Calculate the price-earnings ratio by dividing the market price of the stock with the earnings per share (EPS). The EPS can be conveniently obtained from the income statement of the company or from a finance website such as Yahoo! Finance, MSN Money or Financial Analysis Made Easy (FAME).

Step 4

Identify the underpriced stocks from the list of price-earnings ratios estimated. A low price-earnings ratio is an indication that a stock has a potential for growth and can be undervalued. However, the ratio for certain stocks can be high and they can still be worth investing in. The use of price-earnings ratio to determine undervalued stocks is just one of the many filters that should be used.

Step 5

Diversify your stock positions by investing in at least five to 10 stocks for small portfolios in order to keep the transaction costs reasonable. For larger portfolios, you should hold from 20 to 50 different stocks in order to gain maximum diversification benefits.

Step 6

Beware of problematic behaviour in stock buying practices, such as the conflict of interest between the broker and the investor.

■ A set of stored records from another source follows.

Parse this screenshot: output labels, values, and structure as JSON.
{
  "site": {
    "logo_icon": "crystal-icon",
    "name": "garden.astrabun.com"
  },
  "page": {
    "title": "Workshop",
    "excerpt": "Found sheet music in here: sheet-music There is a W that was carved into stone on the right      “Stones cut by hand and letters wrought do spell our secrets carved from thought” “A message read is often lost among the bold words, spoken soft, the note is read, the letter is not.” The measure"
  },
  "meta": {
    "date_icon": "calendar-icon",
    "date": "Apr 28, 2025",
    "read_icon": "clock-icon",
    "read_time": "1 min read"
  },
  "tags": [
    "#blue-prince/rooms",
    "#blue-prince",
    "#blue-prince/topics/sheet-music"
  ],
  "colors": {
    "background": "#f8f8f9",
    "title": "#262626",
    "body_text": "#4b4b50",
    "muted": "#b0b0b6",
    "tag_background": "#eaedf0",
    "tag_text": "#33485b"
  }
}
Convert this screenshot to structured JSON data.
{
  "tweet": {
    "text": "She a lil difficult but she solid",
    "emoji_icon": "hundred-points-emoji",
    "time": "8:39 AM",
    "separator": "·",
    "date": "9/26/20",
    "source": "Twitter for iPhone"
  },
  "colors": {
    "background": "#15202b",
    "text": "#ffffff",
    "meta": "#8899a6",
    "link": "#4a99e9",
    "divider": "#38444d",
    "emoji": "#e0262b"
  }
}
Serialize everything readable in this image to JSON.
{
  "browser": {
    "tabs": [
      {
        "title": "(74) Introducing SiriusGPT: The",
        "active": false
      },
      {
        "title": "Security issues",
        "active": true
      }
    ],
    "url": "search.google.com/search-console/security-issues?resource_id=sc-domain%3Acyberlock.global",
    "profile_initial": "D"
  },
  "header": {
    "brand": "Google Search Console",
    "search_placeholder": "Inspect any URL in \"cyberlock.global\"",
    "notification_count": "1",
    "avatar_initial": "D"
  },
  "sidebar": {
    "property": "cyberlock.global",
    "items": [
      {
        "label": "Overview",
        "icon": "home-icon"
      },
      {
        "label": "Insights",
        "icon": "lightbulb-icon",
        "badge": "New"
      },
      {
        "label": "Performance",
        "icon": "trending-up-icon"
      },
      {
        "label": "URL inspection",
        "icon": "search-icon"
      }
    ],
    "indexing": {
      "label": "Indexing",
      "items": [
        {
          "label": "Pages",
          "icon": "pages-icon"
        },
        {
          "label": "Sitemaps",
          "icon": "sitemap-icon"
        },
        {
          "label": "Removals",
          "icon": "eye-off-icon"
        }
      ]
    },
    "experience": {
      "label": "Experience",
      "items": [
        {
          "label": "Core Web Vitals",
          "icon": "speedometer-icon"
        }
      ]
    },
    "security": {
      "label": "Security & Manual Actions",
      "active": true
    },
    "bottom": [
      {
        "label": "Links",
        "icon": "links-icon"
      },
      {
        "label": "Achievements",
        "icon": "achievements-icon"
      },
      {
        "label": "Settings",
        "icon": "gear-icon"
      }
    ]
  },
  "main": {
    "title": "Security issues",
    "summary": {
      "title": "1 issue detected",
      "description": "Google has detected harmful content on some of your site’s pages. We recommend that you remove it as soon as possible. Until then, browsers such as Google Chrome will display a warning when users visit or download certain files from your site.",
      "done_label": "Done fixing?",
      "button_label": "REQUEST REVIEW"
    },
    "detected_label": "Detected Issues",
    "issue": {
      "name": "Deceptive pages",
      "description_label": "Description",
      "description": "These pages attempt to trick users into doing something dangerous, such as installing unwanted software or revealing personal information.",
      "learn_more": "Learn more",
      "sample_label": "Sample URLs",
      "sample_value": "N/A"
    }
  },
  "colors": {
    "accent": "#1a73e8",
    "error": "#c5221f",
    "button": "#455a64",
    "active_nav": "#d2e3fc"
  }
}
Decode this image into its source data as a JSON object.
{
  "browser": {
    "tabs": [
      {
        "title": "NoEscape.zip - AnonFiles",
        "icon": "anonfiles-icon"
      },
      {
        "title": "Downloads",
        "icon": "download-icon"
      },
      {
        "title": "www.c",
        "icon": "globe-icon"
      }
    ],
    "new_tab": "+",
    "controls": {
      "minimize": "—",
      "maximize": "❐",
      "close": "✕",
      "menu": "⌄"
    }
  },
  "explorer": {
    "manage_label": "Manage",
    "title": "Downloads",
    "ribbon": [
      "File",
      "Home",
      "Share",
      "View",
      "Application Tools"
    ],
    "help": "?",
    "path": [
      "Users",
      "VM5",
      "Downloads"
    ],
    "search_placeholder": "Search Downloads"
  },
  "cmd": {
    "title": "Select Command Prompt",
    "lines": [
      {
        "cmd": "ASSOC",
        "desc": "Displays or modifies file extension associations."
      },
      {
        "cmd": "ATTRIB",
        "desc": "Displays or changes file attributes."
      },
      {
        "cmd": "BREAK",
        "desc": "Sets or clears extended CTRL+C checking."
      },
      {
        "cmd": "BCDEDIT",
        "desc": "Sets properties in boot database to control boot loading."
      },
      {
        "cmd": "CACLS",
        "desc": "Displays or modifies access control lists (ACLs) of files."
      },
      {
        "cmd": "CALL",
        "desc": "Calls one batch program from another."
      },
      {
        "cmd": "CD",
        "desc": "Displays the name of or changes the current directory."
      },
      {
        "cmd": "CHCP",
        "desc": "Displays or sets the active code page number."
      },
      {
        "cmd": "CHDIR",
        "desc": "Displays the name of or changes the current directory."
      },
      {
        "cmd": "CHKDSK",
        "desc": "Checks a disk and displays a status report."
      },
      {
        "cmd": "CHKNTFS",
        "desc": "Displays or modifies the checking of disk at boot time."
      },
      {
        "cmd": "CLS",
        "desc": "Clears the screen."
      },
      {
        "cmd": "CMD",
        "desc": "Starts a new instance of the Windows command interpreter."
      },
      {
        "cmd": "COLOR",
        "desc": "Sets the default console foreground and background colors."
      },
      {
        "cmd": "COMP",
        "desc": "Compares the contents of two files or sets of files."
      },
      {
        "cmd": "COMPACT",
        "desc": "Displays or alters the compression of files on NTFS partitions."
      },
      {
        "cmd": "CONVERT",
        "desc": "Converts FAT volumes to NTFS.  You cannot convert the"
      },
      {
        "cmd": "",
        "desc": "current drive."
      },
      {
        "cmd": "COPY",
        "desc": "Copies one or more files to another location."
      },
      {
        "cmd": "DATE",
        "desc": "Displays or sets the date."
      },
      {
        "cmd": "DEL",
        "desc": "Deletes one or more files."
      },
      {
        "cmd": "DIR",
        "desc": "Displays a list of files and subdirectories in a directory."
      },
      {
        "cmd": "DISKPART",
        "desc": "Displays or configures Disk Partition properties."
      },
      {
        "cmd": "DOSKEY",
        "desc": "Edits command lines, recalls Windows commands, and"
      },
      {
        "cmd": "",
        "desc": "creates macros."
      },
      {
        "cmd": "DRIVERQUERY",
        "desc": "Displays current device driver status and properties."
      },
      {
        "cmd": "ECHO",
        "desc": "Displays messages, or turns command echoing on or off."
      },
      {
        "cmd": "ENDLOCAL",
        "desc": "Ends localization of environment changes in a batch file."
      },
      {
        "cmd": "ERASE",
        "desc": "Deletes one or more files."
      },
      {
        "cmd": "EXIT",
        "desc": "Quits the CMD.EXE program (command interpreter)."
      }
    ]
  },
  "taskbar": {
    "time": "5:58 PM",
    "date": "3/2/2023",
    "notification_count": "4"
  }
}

In most cases excessive trading does not provide excess returns to offset the transaction costs, but the brokers will tend to advocate trading behaviour to generate transaction costs.

Step 7

Invest money with a long-term view so that you do not borrow large sums to support your investment. A three-year time horizon is considered desirable for generating a good profit as stock investments tend to be volatile. However, you may sell stock if it reaches a target price at an earlier date. Don’t hold on to losers as they tend to disappoint in the long-run. It is best to sell losers when they fall below a predetermined price.

Step 8

Locate times when speculative activity is low, as this is a good time for making stock investments at low prices. Once speculative activity picks up, sell stocks at high prices to benefit from excess speculative activity. The Internet technology bubble was a time of speculative excess and an indication for clever investors to sell stock at a high price.

Tips

  • The goal is to maximize the chance of making the correct invesment, so that you can make a good profit on average.

Warnings

  • There is no fixed rule for buying a stock low and selling high--there is always a chance that you might be wrong and lose money.

References

  • "Investing For Dummies"; Eric Tyson; 2008
  • "I Guarantee You Will Buy Low, Sell High and Make Money"; Jeffery Weber; 1998
  • "Stock For The Long-run: The Definative Guide to The Financial Market"; Jeremy Siegel; 2007

Resources

  • "Understanding Stocks"; Michael Sincere; 2003

About the Author

Kevin Sandler started his writing career as an academic researcher in 2005, and has since than been involved in writing for various magazines and academic specialists including Academic Knowledge, Scholastic Experts and eHow, among others. His specialities include personal finance, investments, business and project management. He has a Master of Science in finance from Tulane University, and is actively involved in the finance profession.

Photo Credits

  • stock market analysis screenshot image by .shock from Fotolia.com